The book is organized into a few sections, each one tackling an important worry of the day, such as the lifestyle in general, everyday activities, your love life, and social gatherings. At first glance, it seems to cover similar topics as the Good Manners book, but this book is larger, and more organized like a Hints from Heloise reference. The table of contents is very useful, and just a quick glance at it shows you where to go to learn How to Ride Sidesaddle, How to Plan a Dinner Party, How to Marry Off Your Daughter, and over 150 pages of other How-tos. (Learning how to marry off your daughter may seem overblown in importance, but, I can assure you, it is not. If daughters do not inherit wealth on their own, as was often the case because of entailments, they needed to marry well to insure their security, and that of the family.) There are also almost 50 pages of useful back matter, including a brief biography of Jane Austen, summaries of her books, a list of resources, a glossary, and more.

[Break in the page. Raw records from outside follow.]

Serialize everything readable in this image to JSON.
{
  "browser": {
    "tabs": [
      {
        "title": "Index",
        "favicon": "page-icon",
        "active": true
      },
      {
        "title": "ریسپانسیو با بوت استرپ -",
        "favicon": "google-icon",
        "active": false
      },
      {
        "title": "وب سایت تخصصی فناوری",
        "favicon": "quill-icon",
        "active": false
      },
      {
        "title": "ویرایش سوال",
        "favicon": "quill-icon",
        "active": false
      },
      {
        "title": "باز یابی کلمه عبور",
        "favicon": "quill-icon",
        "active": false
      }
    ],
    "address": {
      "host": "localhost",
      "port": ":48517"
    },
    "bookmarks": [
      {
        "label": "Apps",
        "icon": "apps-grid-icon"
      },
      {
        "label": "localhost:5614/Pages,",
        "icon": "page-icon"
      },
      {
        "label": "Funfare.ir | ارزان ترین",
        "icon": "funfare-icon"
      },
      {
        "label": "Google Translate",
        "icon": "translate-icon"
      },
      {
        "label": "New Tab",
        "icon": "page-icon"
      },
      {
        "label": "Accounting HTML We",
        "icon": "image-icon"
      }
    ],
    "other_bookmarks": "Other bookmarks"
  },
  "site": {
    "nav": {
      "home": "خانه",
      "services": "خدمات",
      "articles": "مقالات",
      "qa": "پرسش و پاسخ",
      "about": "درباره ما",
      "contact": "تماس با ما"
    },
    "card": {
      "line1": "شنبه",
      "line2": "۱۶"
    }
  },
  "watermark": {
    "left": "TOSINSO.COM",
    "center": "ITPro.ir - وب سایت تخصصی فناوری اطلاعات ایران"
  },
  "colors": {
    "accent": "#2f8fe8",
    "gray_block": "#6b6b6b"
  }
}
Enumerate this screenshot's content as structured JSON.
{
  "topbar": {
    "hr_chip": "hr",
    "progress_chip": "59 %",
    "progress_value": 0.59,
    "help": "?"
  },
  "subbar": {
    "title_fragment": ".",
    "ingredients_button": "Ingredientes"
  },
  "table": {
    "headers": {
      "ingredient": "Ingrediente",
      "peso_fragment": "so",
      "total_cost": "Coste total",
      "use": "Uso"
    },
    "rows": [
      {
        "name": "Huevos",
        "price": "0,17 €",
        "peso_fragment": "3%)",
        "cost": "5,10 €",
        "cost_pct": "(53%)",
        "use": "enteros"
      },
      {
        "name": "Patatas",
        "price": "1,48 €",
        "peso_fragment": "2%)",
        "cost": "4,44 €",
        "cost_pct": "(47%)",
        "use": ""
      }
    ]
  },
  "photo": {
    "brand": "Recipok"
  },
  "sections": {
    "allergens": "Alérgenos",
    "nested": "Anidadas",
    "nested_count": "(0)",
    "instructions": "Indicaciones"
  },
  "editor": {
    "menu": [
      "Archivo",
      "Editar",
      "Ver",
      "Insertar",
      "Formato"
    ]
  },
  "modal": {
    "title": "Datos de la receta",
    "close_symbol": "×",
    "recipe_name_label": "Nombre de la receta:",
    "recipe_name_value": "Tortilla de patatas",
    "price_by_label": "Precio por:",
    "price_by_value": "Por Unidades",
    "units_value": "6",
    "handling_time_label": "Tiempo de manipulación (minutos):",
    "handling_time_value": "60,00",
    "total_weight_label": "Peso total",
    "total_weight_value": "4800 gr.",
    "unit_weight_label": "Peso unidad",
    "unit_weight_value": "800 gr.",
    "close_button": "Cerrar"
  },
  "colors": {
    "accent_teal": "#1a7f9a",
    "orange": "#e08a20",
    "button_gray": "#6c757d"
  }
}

(Publisher Quirk Books shares an excerpt from the book on how to write a letter.)
Since Jane Austen’s novels were written for her contemporaries, she assumed her readers would understand all of her references. Fast forward 200 years, and many of these references are lost on us, especially here in the States. That’s why a book like this is really useful. It helps you further understand the details of the stories and the importance of off-hand remarks. Unlike a lot of the other books detailing life at Jane Austen’s time, this one gives quite a lot of detail in practical matters. Though not exhaustive, it does give step-by-step instructions for navigating polite society, and fills in some of the holes left by other books.
The voice of this book is from the perspective of a fellow “Janeite,” one who knows all of the inside jokes and can giggle with you about yet another impropriety–in short, one who is a huge fan of Jane Austen’s works. The book addresses the life of the landed gentry of Regency England, mostly written for and directly at ladies, both married and unmarried, and how they can thrive in society, but sidebars and other references also cover the experience and perspective of gentlemen and young men.
The book does contain the occasional mistake, such as calling Some Thoughts Concerning Education by John Locke instead Some Thoughts on Education, and there is a typo or two, but, on the whole, the book is well assembled. Plus, the occasional illustration helps readers visualize the explanations.
Though not perfect, and making an obvious effort to be light-hearted, The Jane Austen Handbook is a valuable addition to any Regency era reference library, for its straightforwardness, step-by-step instructions, and peek behind the fancy façade of the landed gentry. It’s an easy read, and you’ll come away knowing enough to reasonably navigate the ins and outs of society. Once you’ve read her novels, I recommend The Jane Austen Handbook as a wonderful starting place for learning more about the world in which she and her novels inhabit.
Note: I received a copy of this book for review purposes.